Saved entries:
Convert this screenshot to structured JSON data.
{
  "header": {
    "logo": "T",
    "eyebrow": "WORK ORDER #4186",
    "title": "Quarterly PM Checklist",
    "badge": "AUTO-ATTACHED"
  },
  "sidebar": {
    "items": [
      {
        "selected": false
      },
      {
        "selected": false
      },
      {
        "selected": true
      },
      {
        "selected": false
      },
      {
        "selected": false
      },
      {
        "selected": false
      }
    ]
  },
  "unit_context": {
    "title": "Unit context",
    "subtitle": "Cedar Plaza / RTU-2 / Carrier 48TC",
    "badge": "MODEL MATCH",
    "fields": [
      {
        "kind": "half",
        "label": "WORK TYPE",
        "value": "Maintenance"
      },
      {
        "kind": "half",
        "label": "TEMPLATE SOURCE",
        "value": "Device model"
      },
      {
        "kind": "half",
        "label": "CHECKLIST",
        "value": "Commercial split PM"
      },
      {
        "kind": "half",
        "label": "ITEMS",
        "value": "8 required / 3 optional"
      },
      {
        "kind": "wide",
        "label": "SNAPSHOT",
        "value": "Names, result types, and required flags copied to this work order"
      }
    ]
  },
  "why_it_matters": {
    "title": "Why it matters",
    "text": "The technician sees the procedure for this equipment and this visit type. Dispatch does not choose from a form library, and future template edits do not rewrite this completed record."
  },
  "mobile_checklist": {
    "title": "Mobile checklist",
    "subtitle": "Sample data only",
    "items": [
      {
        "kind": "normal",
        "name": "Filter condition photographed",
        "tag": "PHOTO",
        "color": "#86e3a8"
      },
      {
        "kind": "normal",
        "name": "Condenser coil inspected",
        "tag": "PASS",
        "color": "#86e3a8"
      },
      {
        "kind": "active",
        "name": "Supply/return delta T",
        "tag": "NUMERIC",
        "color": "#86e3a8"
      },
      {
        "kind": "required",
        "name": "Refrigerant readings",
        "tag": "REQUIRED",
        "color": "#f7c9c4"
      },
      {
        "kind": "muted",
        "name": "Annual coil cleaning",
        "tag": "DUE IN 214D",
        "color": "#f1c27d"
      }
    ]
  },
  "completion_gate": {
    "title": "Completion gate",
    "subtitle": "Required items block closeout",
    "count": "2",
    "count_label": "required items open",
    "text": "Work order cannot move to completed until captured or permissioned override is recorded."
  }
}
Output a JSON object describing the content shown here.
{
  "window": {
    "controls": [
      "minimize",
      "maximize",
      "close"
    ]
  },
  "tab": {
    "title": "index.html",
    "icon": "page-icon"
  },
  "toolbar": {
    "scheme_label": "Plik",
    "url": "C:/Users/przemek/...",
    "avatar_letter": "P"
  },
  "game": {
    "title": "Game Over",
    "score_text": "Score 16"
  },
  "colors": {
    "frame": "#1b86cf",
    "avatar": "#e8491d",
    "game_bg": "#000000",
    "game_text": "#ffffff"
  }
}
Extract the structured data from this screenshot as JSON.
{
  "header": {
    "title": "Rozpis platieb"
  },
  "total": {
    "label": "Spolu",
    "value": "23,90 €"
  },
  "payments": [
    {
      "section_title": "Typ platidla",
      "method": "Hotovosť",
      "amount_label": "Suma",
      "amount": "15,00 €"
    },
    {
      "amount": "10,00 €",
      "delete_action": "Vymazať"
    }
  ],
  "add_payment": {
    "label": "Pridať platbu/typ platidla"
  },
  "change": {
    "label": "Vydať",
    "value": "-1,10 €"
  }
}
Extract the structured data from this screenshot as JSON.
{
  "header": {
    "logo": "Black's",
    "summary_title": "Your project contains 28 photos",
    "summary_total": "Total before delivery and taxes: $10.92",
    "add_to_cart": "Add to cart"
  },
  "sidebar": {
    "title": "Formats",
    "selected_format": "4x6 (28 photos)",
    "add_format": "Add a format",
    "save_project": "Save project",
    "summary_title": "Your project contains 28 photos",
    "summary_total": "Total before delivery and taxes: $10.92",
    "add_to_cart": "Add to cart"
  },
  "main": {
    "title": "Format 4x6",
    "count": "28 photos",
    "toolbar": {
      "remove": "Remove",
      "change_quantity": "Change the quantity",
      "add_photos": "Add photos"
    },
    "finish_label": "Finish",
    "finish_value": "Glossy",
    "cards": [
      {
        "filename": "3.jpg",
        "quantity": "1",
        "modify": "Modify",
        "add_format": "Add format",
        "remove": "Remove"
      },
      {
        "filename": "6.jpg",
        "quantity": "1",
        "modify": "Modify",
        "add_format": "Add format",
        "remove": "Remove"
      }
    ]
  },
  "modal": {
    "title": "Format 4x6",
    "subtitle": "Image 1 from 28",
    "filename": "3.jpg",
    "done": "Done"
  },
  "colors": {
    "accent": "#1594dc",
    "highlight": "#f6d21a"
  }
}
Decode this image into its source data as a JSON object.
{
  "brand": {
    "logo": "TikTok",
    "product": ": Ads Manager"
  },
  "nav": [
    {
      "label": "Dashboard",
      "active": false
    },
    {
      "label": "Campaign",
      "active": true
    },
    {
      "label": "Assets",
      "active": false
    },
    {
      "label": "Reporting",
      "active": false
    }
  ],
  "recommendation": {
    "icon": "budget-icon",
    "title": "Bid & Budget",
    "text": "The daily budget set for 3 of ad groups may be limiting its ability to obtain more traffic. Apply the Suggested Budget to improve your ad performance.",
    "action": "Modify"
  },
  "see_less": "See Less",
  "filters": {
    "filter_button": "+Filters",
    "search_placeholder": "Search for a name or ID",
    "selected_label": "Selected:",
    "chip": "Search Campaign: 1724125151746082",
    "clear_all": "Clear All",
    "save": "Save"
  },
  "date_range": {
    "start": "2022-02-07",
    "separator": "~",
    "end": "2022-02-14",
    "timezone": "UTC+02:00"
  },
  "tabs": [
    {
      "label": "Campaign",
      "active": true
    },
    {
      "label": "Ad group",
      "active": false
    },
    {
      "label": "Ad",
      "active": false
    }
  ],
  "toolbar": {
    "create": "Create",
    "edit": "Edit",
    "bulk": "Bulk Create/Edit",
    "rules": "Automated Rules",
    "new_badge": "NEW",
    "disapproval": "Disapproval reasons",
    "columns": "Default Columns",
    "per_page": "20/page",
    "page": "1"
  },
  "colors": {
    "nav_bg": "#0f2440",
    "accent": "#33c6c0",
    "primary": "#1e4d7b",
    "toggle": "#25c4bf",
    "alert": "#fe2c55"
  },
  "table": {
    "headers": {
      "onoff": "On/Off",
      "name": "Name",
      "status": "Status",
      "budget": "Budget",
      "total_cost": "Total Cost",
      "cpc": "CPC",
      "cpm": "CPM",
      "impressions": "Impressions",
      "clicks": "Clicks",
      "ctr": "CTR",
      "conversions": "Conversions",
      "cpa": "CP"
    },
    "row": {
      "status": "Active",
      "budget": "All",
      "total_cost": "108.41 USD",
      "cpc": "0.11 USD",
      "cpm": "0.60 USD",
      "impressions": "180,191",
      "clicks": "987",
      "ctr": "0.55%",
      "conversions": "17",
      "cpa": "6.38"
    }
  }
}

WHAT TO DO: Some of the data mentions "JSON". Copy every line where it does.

YOUR SOLUTION:
Convert this screenshot to structured JSON data.
Output a JSON object describing the content shown here.
Extract the structured data from this screenshot as JSON.
Extract the structured data from this screenshot as JSON.
Decode this image into its source data as a JSON object.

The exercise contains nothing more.